MCCLELLANVILLE, S.C. -- The world seemed especially dark, with only a few stars and a sliver of a moon, as the Village Lady trawler plied down Jeremy Creek, riding with the tide and a captain's faith that the shrimping industry can survive.
David Donnelly needed no lights to guide him out the narrow creek, across the Intracoastal Waterway, into wider Five Fathom Creek and to the ocean. He skirted the shallows, following the curve of the marsh, hand steady on the wheel.
Donnelly, 38, loves these waters, and it was that love which steered him away from college 18 years ago and onto a shrimp trawler. It keeps him readying his nets most mornings by 5, and dragging them for 14 hours a day.
Hundreds of other shrimpers have given up.
Not long after Donnelly bought the Village Lady in 1996, inexpensive pond-raised shrimp from Asia and South America flooded the market.
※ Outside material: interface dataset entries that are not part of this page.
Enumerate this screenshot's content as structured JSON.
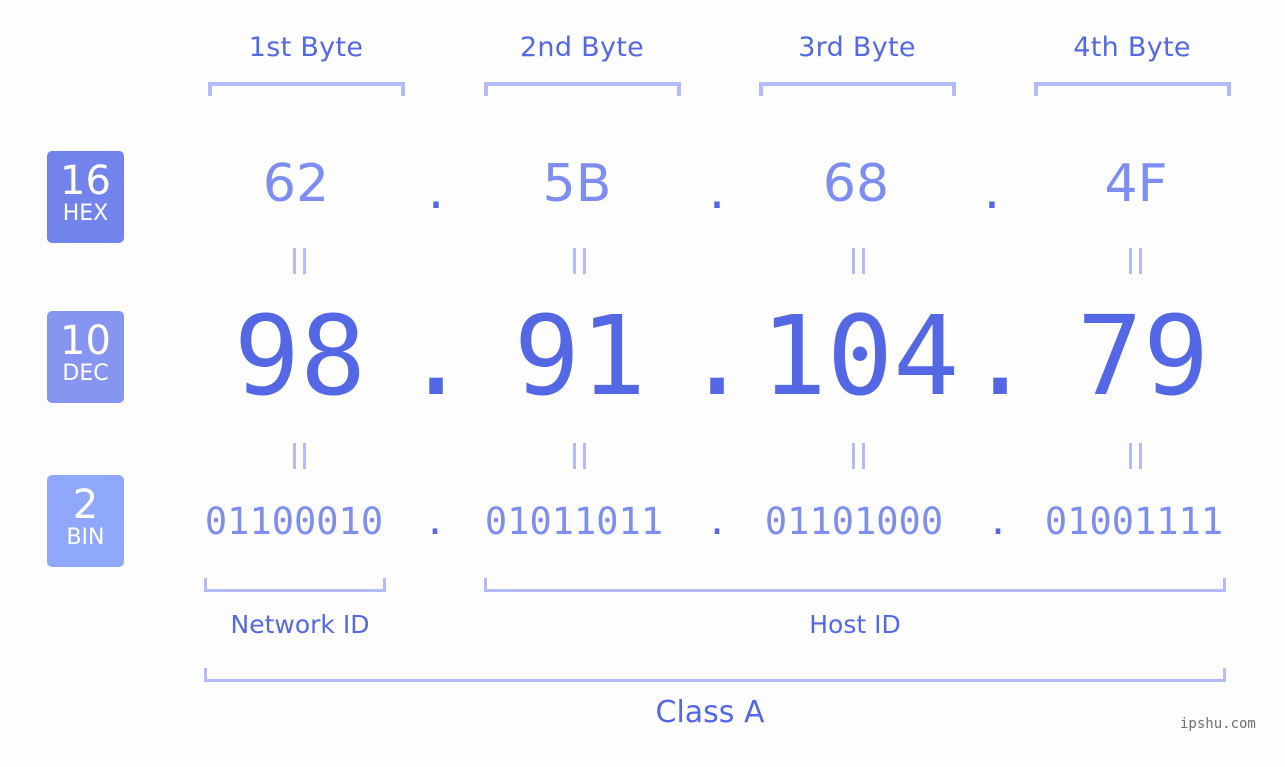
{
  "bytes": [
    {
      "label": "1st Byte",
      "hex": "62",
      "dec": "98",
      "bin": "01100010"
    },
    {
      "label": "2nd Byte",
      "hex": "5B",
      "dec": "91",
      "bin": "01011011"
    },
    {
      "label": "3rd Byte",
      "hex": "68",
      "dec": "104",
      "bin": "01101000"
    },
    {
      "label": "4th Byte",
      "hex": "4F",
      "dec": "79",
      "bin": "01001111"
    }
  ],
  "separator": ".",
  "badges": {
    "hex": {
      "num": "16",
      "label": "HEX"
    },
    "dec": {
      "num": "10",
      "label": "DEC"
    },
    "bin": {
      "num": "2",
      "label": "BIN"
    }
  },
  "segments": {
    "network": "Network ID",
    "host": "Host ID",
    "class": "Class A"
  },
  "watermark": "ipshu.com",
  "colors": {
    "accent": "#5468e6",
    "light_accent": "#7d8df0",
    "bracket": "#b3bcf8",
    "hex_badge": "#7383ec",
    "dec_badge": "#8595f0",
    "bin_badge": "#90a8fb"
  }
}
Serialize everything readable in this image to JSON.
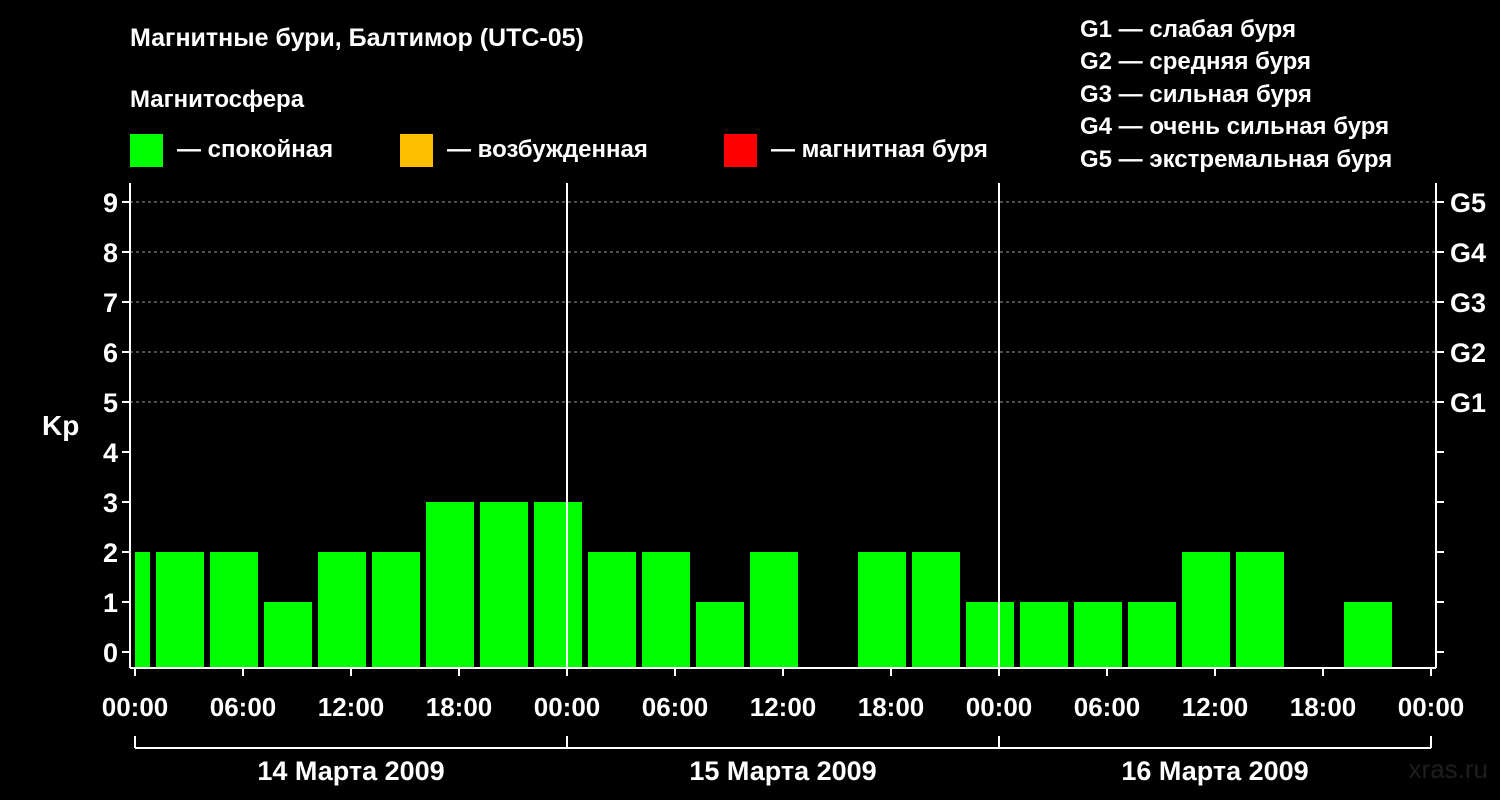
{
  "header": {
    "title": "Магнитные бури, Балтимор (UTC-05)",
    "subtitle": "Магнитосфера"
  },
  "legend": [
    {
      "label": "— спокойная",
      "color": "#00ff00"
    },
    {
      "label": "— возбужденная",
      "color": "#ffbf00"
    },
    {
      "label": "— магнитная буря",
      "color": "#ff0000"
    }
  ],
  "g_scale": [
    "G1 — слабая буря",
    "G2 — средняя буря",
    "G3 — сильная буря",
    "G4 — очень сильная буря",
    "G5 — экстремальная буря"
  ],
  "watermark": "xras.ru",
  "chart_data": {
    "type": "bar",
    "ylabel": "Kp",
    "ylim": [
      0,
      9
    ],
    "yticks": [
      "0",
      "1",
      "2",
      "3",
      "4",
      "5",
      "6",
      "7",
      "8",
      "9"
    ],
    "right_axis_labels": [
      {
        "kp": 5,
        "label": "G1"
      },
      {
        "kp": 6,
        "label": "G2"
      },
      {
        "kp": 7,
        "label": "G3"
      },
      {
        "kp": 8,
        "label": "G4"
      },
      {
        "kp": 9,
        "label": "G5"
      }
    ],
    "grid": "dashed horizontal at Kp 5–9",
    "xlim_hours": [
      0,
      72
    ],
    "x_tick_labels": [
      "00:00",
      "06:00",
      "12:00",
      "18:00",
      "00:00",
      "06:00",
      "12:00",
      "18:00",
      "00:00",
      "06:00",
      "12:00",
      "18:00",
      "00:00"
    ],
    "days": [
      "14 Марта 2009",
      "15 Марта 2009",
      "16 Марта 2009"
    ],
    "bar_color": "#00ff00",
    "bars": [
      {
        "start": 0,
        "end": 1,
        "kp": 2
      },
      {
        "start": 1,
        "end": 4,
        "kp": 2
      },
      {
        "start": 4,
        "end": 7,
        "kp": 2
      },
      {
        "start": 7,
        "end": 10,
        "kp": 1
      },
      {
        "start": 10,
        "end": 13,
        "kp": 2
      },
      {
        "start": 13,
        "end": 16,
        "kp": 2
      },
      {
        "start": 16,
        "end": 19,
        "kp": 3
      },
      {
        "start": 19,
        "end": 22,
        "kp": 3
      },
      {
        "start": 22,
        "end": 25,
        "kp": 3
      },
      {
        "start": 25,
        "end": 28,
        "kp": 2
      },
      {
        "start": 28,
        "end": 31,
        "kp": 2
      },
      {
        "start": 31,
        "end": 34,
        "kp": 1
      },
      {
        "start": 34,
        "end": 37,
        "kp": 2
      },
      {
        "start": 37,
        "end": 40,
        "kp": 0
      },
      {
        "start": 40,
        "end": 43,
        "kp": 2
      },
      {
        "start": 43,
        "end": 46,
        "kp": 2
      },
      {
        "start": 46,
        "end": 49,
        "kp": 1
      },
      {
        "start": 49,
        "end": 52,
        "kp": 1
      },
      {
        "start": 52,
        "end": 55,
        "kp": 1
      },
      {
        "start": 55,
        "end": 58,
        "kp": 1
      },
      {
        "start": 58,
        "end": 61,
        "kp": 2
      },
      {
        "start": 61,
        "end": 64,
        "kp": 2
      },
      {
        "start": 64,
        "end": 67,
        "kp": 0
      },
      {
        "start": 67,
        "end": 70,
        "kp": 1
      }
    ]
  }
}
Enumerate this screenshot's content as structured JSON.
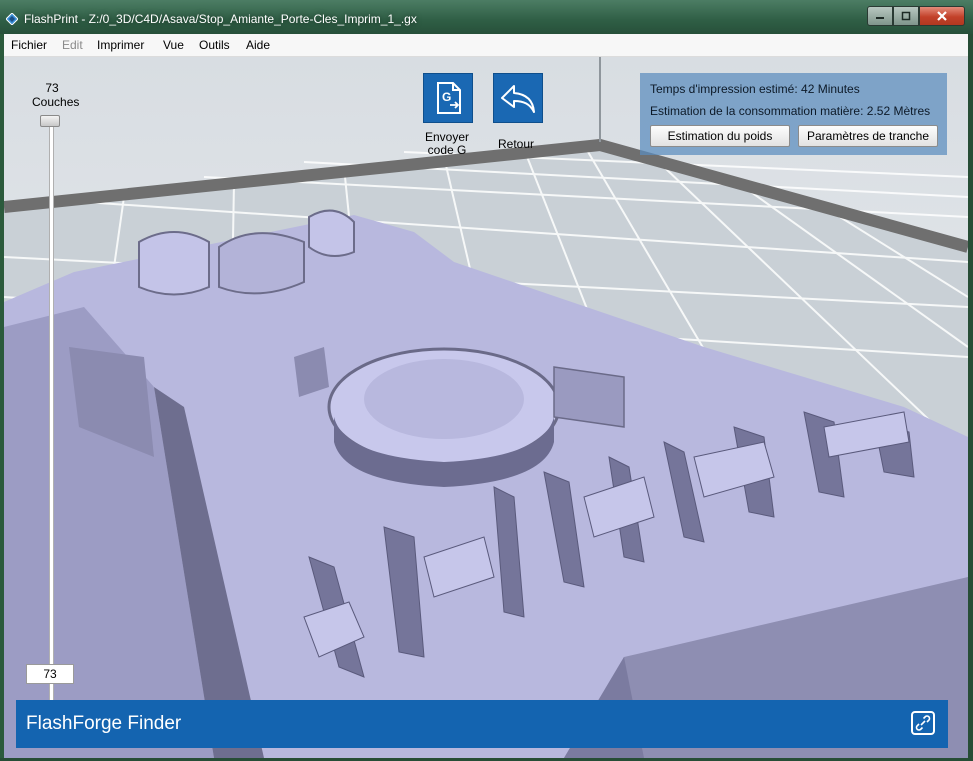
{
  "window": {
    "title": "FlashPrint - Z:/0_3D/C4D/Asava/Stop_Amiante_Porte-Cles_Imprim_1_.gx",
    "app_icon": "flashprint-diamond-icon",
    "controls": {
      "minimize": "minimize-icon",
      "maximize": "maximize-icon",
      "close": "close-icon"
    }
  },
  "menu": [
    "Fichier",
    "Edit",
    "Imprimer",
    "Vue",
    "Outils",
    "Aide"
  ],
  "layers": {
    "count_label": "73",
    "unit": "Couches",
    "current_value": "73"
  },
  "toolbar": {
    "send_gcode": {
      "label_line1": "Envoyer",
      "label_line2": "code G",
      "icon": "gcode-file-icon"
    },
    "back": {
      "label": "Retour",
      "icon": "back-arrow-icon"
    }
  },
  "info": {
    "time_label": "Temps d'impression estimé:",
    "time_value": "42 Minutes",
    "material_label": "Estimation de la consommation matière:",
    "material_value": "2.52 Mètres",
    "weight_button": "Estimation du poids",
    "slice_button": "Paramètres de tranche"
  },
  "status": {
    "printer": "FlashForge Finder",
    "icon": "link-icon"
  },
  "colors": {
    "accent_blue": "#1464b0",
    "model_color": "#b8b8de",
    "platform_color": "#c9d0d6",
    "platform_border": "#6f6f6f",
    "info_panel": "#5a8cbe"
  }
}
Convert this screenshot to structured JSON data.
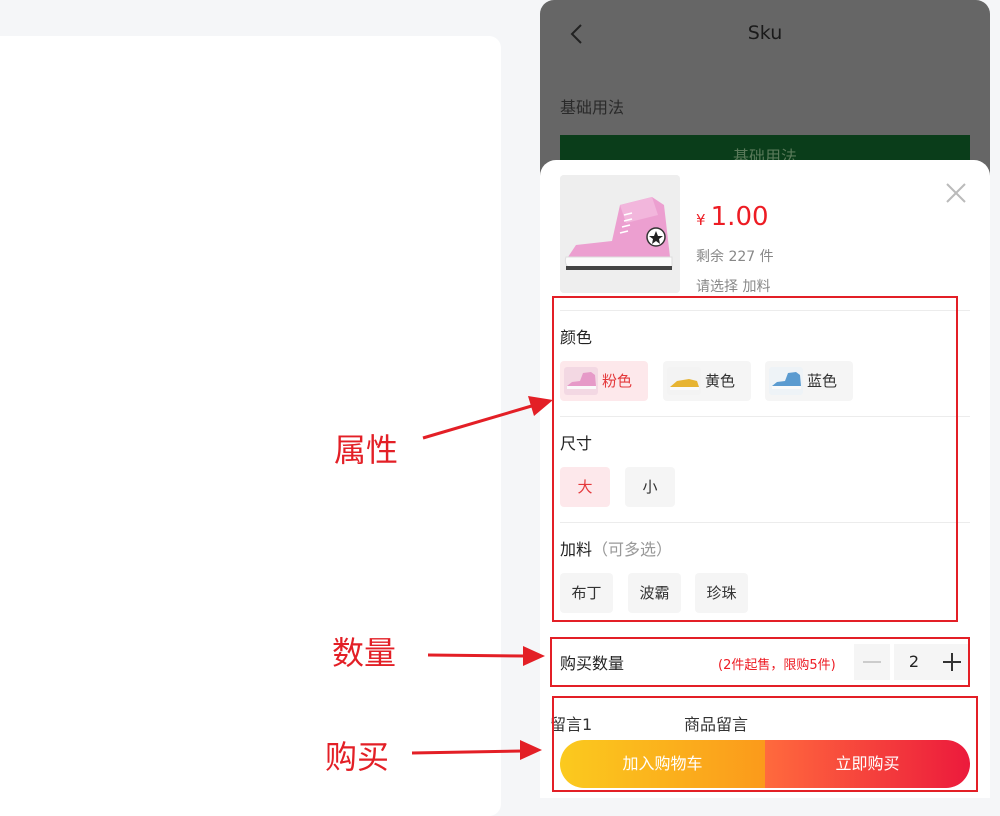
{
  "nav": {
    "title": "Sku"
  },
  "section": {
    "label": "基础用法",
    "button_label": "基础用法"
  },
  "product": {
    "currency": "¥",
    "price": "1.00",
    "stock": "剩余 227 件",
    "hint": "请选择 加料",
    "colors": {
      "shoe_main": "#ec9fd0",
      "accent": "#ed1c24"
    }
  },
  "groups": [
    {
      "title": "颜色",
      "subtitle": "",
      "options": [
        {
          "label": "粉色",
          "selected": true,
          "thumb_color": "#e69ac8"
        },
        {
          "label": "黄色",
          "selected": false,
          "thumb_color": "#e7b432"
        },
        {
          "label": "蓝色",
          "selected": false,
          "thumb_color": "#5b9bd0"
        }
      ]
    },
    {
      "title": "尺寸",
      "subtitle": "",
      "options": [
        {
          "label": "大",
          "selected": true
        },
        {
          "label": "小",
          "selected": false
        }
      ]
    },
    {
      "title": "加料",
      "subtitle": "（可多选）",
      "options": [
        {
          "label": "布丁",
          "selected": false
        },
        {
          "label": "波霸",
          "selected": false
        },
        {
          "label": "珍珠",
          "selected": false
        }
      ]
    }
  ],
  "quantity": {
    "label": "购买数量",
    "limit": "(2件起售，限购5件)",
    "value": "2"
  },
  "message": {
    "label": "留言1",
    "value": "商品留言"
  },
  "actions": {
    "cart": "加入购物车",
    "buy": "立即购买"
  },
  "annotations": {
    "attributes": "属性",
    "quantity": "数量",
    "purchase": "购买"
  }
}
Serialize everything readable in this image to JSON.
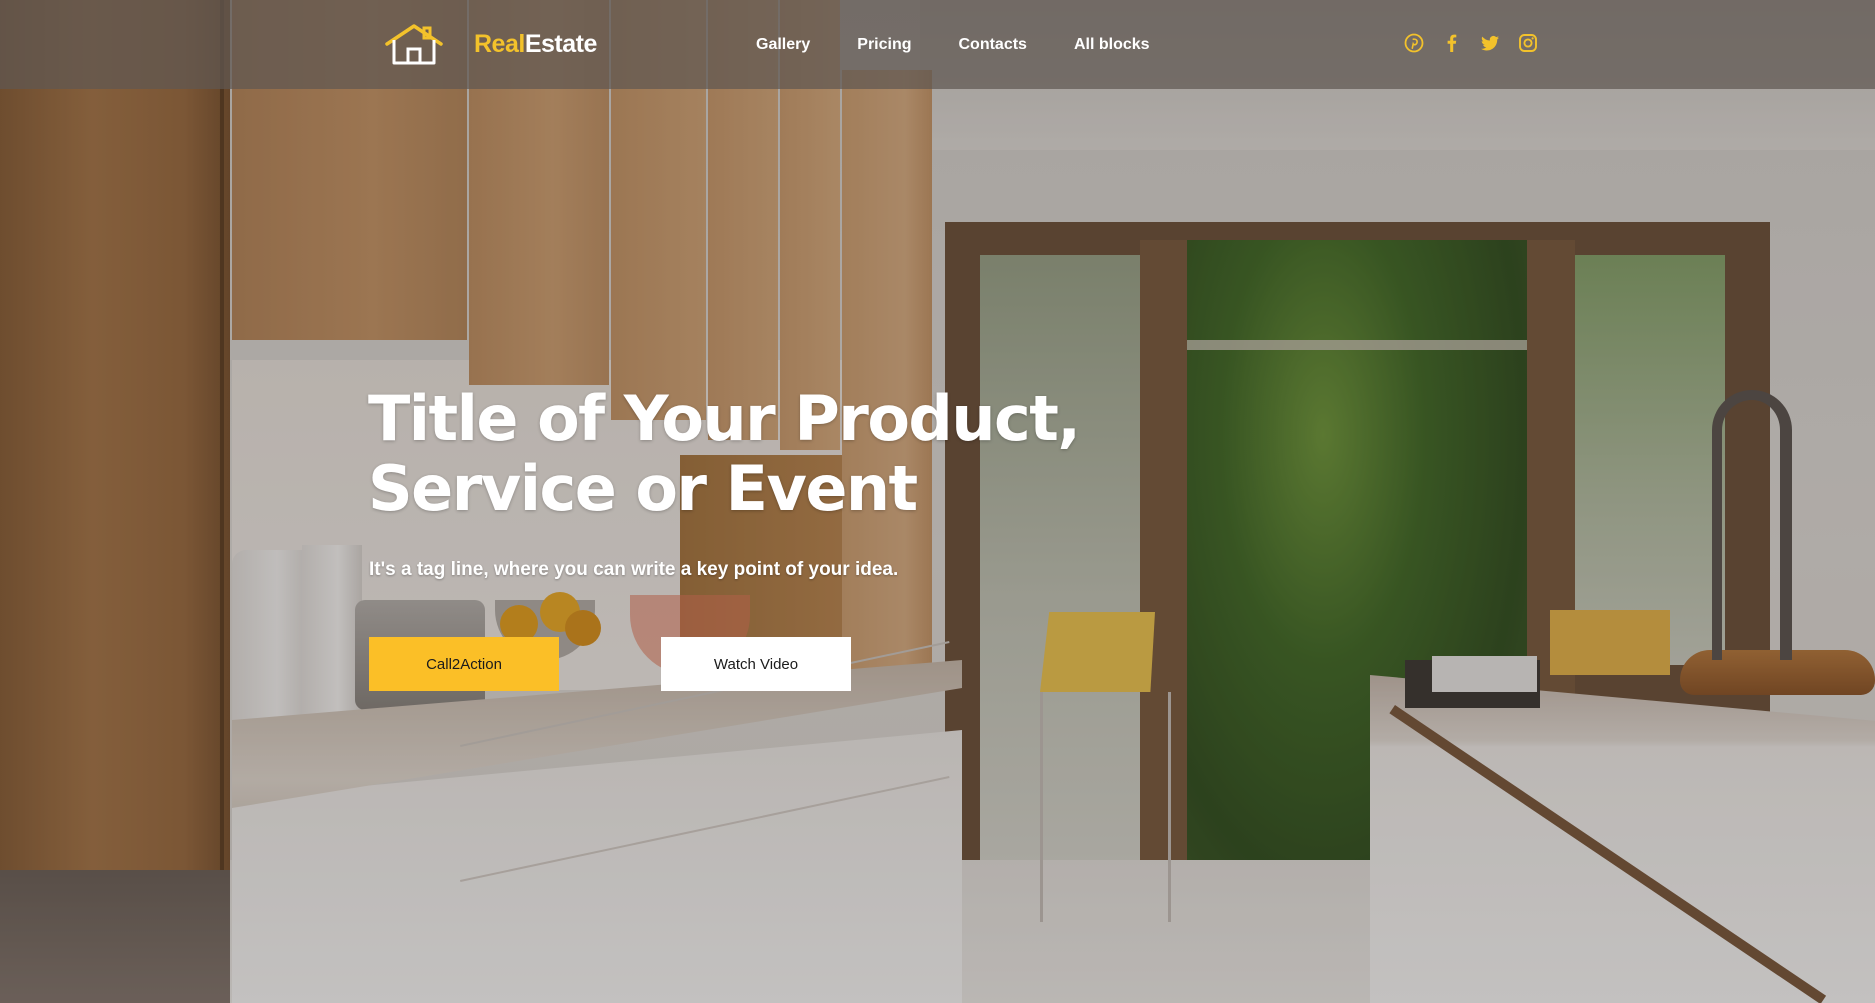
{
  "colors": {
    "accent": "#fbbf27",
    "brand_accent": "#f3c22b",
    "header_bg": "rgba(95,88,82,0.72)",
    "text_light": "#ffffff"
  },
  "header": {
    "logo": {
      "icon": "house-icon",
      "brand_accent": "Real",
      "brand_rest": "Estate"
    },
    "nav": [
      {
        "label": "Gallery"
      },
      {
        "label": "Pricing"
      },
      {
        "label": "Contacts"
      },
      {
        "label": "All blocks"
      }
    ],
    "social": [
      {
        "icon": "pinterest-icon"
      },
      {
        "icon": "facebook-icon"
      },
      {
        "icon": "twitter-icon"
      },
      {
        "icon": "instagram-icon"
      }
    ]
  },
  "hero": {
    "title_line1": "Title of Your Product,",
    "title_line2": "Service or Event",
    "tagline": "It's a tag line, where you can write a key point of your idea.",
    "primary_button": "Call2Action",
    "secondary_button": "Watch Video",
    "background": "kitchen-photo"
  }
}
That drove down the price per pound and drove many local shrimpers out of business. More than 85 percent of shrimp now sold in the U.S. is imported. The rising cost of diesel fuel this season has kept even more shrimpers off the water.
As many as 60 trawlers once put out from this fishing village 40 miles north of Charleston. Fewer than a dozen boats are now tied up at the dock and often only a handful take a chance out in the ocean, gambling that they'll catch enough shrimp to offset costs.
Read the complete story at CharlotteObserver.com